HOUSTON - Infrastruct Security announced in early March the acquisition of Patriot Security Systems, of Beaumont, Texas, thereby planting a flag in the area known as the “Golden Triangle,” an area of Texas rich in petrochemical plants. This continues Infrastruct’s goal, said chief executive officer Dan Weiss, of obtaining a dominant position in the regulated security market, particularly that market that must abide by the recently passed Chemical Facilities Anti-Terrorism Standards regulations, which mandates security measures at chemical facilities.
“This is something that’s affecting 7,000 chemical facilities,” Weiss said, “and I’ve never done a facility for less than half a million dollars. So say the average market rate is $.5 million to $1.5 million—that’s a $3 to $7 billion market in the next three years, that we now own the corner lot on. Sixty to 70 percent of that market is right here in our backyard.” Infrastruct headquarters are based here, and the company has in the last 18 months acquired Dowley Security, Monarch Security, and Kimmons Security, leaving it with offices in Phoenix; Tulsa and Oklahoma City, Okla.; Lafayette, La.; and a number of smaller locations all geared toward dominating the petrochemical vertical in the southern United States.
Weiss called his current locations “triangle one.” He said the company is looking at expansion into areas including New Jersey, California, even the Middle East. “We’re looking for partnerships,” he said, “forward-looking potential partners who can provide us with additional manpower and capital.”

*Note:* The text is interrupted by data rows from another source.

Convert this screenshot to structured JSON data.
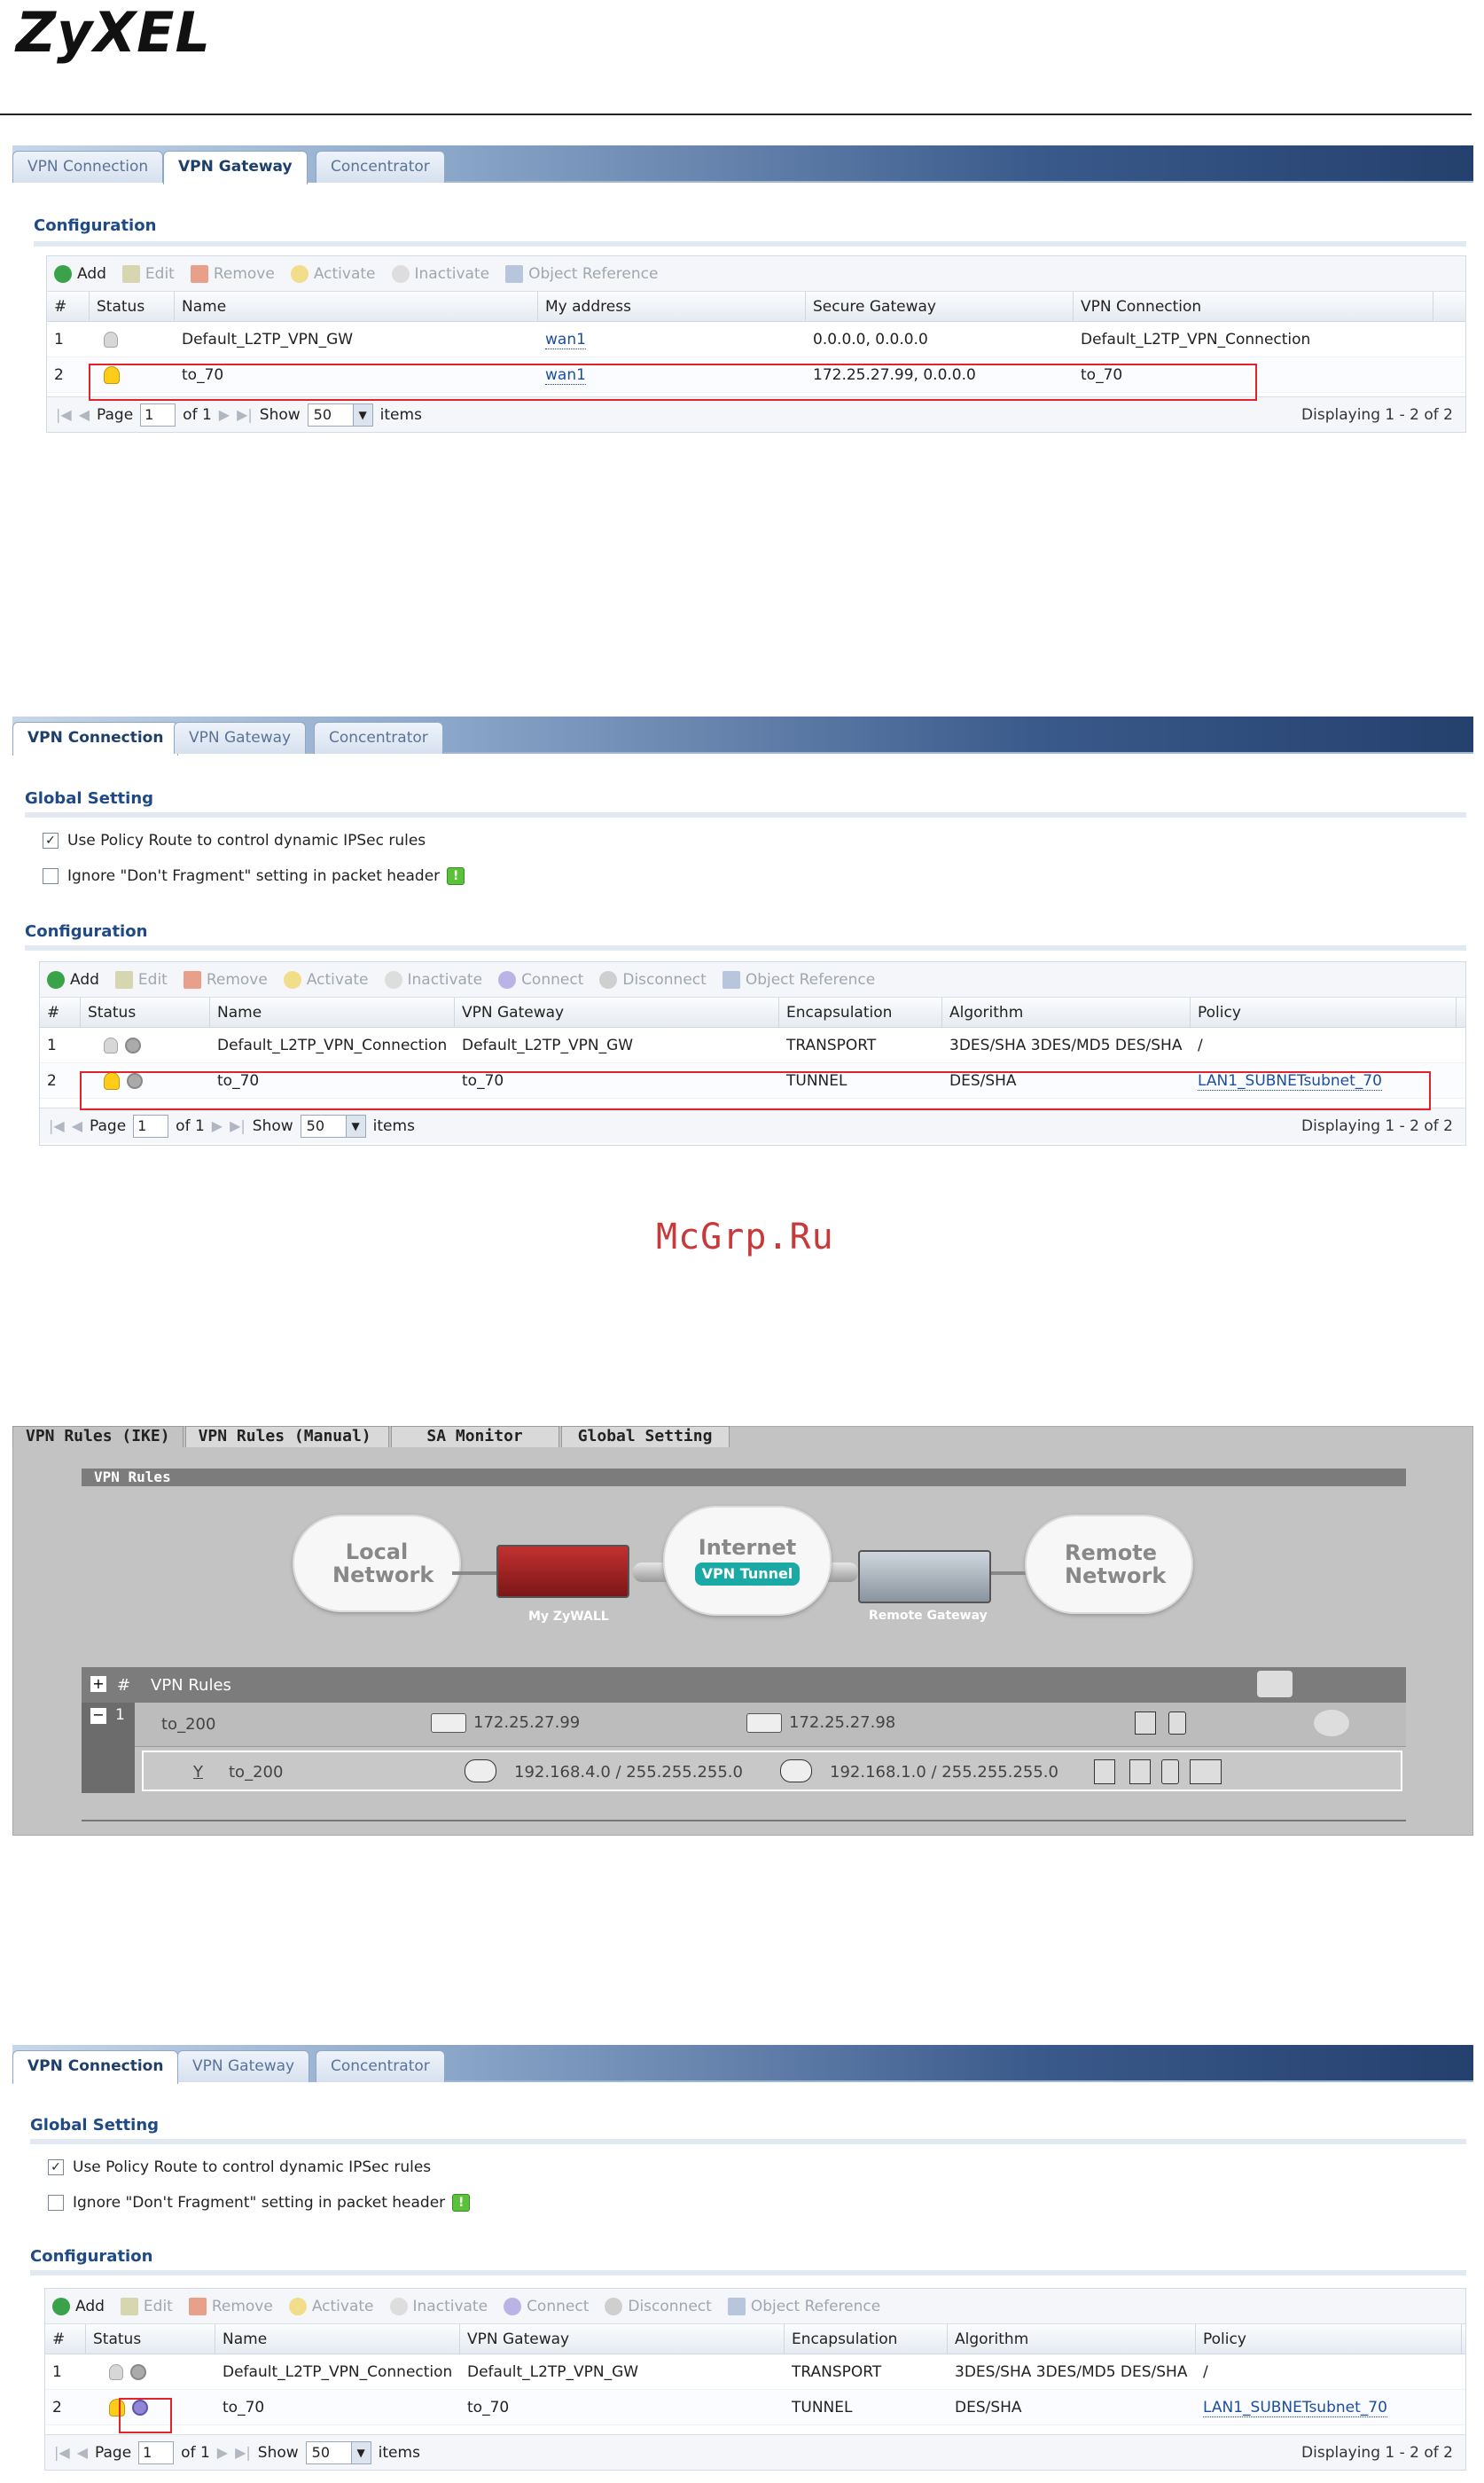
{
  "logo": "ZyXEL",
  "watermark": "McGrp.Ru",
  "panel1": {
    "tabs": [
      "VPN Connection",
      "VPN Gateway",
      "Concentrator"
    ],
    "active_tab": 1,
    "section": "Configuration",
    "toolbar": [
      "Add",
      "Edit",
      "Remove",
      "Activate",
      "Inactivate",
      "Object Reference"
    ],
    "columns": [
      "#",
      "Status",
      "Name",
      "My address",
      "Secure Gateway",
      "VPN Connection"
    ],
    "rows": [
      {
        "num": "1",
        "name": "Default_L2TP_VPN_GW",
        "my_address": "wan1",
        "secure_gateway": "0.0.0.0, 0.0.0.0",
        "vpn_connection": "Default_L2TP_VPN_Connection"
      },
      {
        "num": "2",
        "name": "to_70",
        "my_address": "wan1",
        "secure_gateway": "172.25.27.99, 0.0.0.0",
        "vpn_connection": "to_70"
      }
    ],
    "pager": {
      "page_label": "Page",
      "page": "1",
      "of": "of 1",
      "show": "Show",
      "per_page": "50",
      "items": "items",
      "display": "Displaying 1 - 2 of 2"
    }
  },
  "panel2": {
    "tabs": [
      "VPN Connection",
      "VPN Gateway",
      "Concentrator"
    ],
    "active_tab": 0,
    "global_section": "Global Setting",
    "opt1": "Use Policy Route to control dynamic IPSec rules",
    "opt2": "Ignore \"Don't Fragment\" setting in packet header",
    "section": "Configuration",
    "toolbar": [
      "Add",
      "Edit",
      "Remove",
      "Activate",
      "Inactivate",
      "Connect",
      "Disconnect",
      "Object Reference"
    ],
    "columns": [
      "#",
      "Status",
      "Name",
      "VPN Gateway",
      "Encapsulation",
      "Algorithm",
      "Policy"
    ],
    "rows": [
      {
        "num": "1",
        "name": "Default_L2TP_VPN_Connection",
        "gateway": "Default_L2TP_VPN_GW",
        "encap": "TRANSPORT",
        "algo": "3DES/SHA 3DES/MD5 DES/SHA",
        "policy_a": "/",
        "policy_b": ""
      },
      {
        "num": "2",
        "name": "to_70",
        "gateway": "to_70",
        "encap": "TUNNEL",
        "algo": "DES/SHA",
        "policy_a": "LAN1_SUBNET",
        "policy_b": "subnet_70"
      }
    ],
    "pager": {
      "page_label": "Page",
      "page": "1",
      "of": "of 1",
      "show": "Show",
      "per_page": "50",
      "items": "items",
      "display": "Displaying 1 - 2 of 2"
    }
  },
  "vpnrules": {
    "tabs": [
      "VPN Rules (IKE)",
      "VPN Rules (Manual)",
      "SA Monitor",
      "Global Setting"
    ],
    "title": "VPN Rules",
    "local": "Local Network",
    "internet": "Internet",
    "tunnel": "VPN Tunnel",
    "remote": "Remote Network",
    "my_zywall": "My ZyWALL",
    "remote_gw": "Remote Gateway",
    "header_hash": "#",
    "header_rules": "VPN Rules",
    "rule_num": "1",
    "rule_name": "to_200",
    "local_ip": "172.25.27.99",
    "remote_ip": "172.25.27.98",
    "sub_flag": "Y",
    "sub_name": "to_200",
    "sub_local": "192.168.4.0 / 255.255.255.0",
    "sub_remote": "192.168.1.0 / 255.255.255.0"
  }
}
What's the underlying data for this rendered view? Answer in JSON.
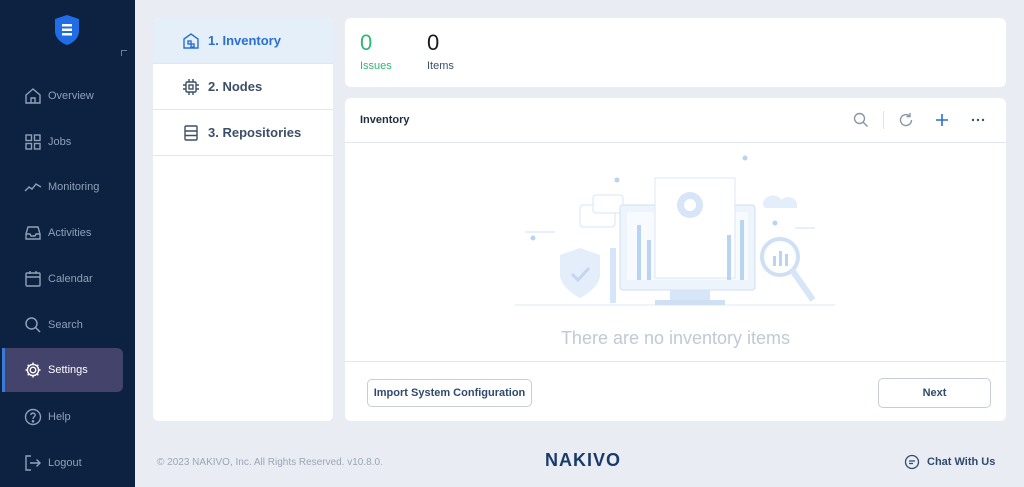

Patriot Security brings 15 employees, 1,500 customers and a “nice piece of RMR,” said Weiss, all of which was being monitored by a third party, but will now be brought back to Infrastruct’s central station. Most important, he said, “What they’re bringing is the clients that are being impacted by CFATS; that’s the thing that we got into. We probably have more clients that will be impacted by CFATS than anyone in the United States.”
Kent Dillow, president of Patriot Security, will remain on board as general manager of the Beaumont branch; Dillow’s wife Kim will continue to run Patriot Security Ltd., a guarding operation. Weiss said he was interested in collaborating with a guard firm like Patriot, but he didn’t want to own one. “They’ll make a margin,” he said, “when the customer pays them $10 an hour. I don’t think I know how to do that.” SSN